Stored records
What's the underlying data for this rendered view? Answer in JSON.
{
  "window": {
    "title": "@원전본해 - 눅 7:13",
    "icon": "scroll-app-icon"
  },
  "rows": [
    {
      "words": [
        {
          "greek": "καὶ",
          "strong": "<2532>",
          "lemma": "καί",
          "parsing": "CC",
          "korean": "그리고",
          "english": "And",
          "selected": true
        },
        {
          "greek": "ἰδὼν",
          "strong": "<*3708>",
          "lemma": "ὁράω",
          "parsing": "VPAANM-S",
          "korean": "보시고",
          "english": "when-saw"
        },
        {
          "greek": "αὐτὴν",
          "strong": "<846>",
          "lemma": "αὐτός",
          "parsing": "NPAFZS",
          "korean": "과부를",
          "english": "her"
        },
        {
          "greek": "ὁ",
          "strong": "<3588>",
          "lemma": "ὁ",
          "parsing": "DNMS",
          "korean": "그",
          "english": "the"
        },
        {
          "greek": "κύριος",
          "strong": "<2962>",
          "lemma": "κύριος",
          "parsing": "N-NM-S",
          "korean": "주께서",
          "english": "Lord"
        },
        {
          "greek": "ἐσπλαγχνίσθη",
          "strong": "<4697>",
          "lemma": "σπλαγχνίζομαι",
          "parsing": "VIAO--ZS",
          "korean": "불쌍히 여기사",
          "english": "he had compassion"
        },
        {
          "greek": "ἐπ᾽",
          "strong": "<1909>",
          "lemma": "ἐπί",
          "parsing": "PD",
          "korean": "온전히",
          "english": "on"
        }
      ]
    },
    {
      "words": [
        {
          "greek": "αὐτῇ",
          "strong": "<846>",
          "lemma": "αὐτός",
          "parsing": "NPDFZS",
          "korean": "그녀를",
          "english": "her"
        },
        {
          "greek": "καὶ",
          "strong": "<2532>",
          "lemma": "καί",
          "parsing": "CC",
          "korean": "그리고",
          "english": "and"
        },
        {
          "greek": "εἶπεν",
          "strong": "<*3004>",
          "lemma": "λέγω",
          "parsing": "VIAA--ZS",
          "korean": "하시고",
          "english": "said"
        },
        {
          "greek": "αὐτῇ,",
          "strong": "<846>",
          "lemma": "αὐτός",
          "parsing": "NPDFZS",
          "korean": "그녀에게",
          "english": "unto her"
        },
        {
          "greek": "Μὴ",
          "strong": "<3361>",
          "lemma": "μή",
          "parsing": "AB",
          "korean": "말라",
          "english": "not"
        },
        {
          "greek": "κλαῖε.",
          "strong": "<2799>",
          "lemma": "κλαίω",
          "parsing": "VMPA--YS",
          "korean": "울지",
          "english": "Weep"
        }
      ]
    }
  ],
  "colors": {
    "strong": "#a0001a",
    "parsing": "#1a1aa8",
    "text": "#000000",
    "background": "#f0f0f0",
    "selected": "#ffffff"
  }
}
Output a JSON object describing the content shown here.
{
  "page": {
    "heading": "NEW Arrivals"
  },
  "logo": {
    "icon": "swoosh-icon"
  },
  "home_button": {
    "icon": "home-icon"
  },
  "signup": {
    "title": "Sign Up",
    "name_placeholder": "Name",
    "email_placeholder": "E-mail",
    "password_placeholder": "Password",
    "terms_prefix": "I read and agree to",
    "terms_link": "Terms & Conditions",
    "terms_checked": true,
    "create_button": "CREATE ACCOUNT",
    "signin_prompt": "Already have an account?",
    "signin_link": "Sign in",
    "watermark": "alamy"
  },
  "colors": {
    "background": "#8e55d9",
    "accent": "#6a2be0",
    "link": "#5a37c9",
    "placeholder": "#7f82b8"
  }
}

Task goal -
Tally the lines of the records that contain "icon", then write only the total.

Solution to this task -
3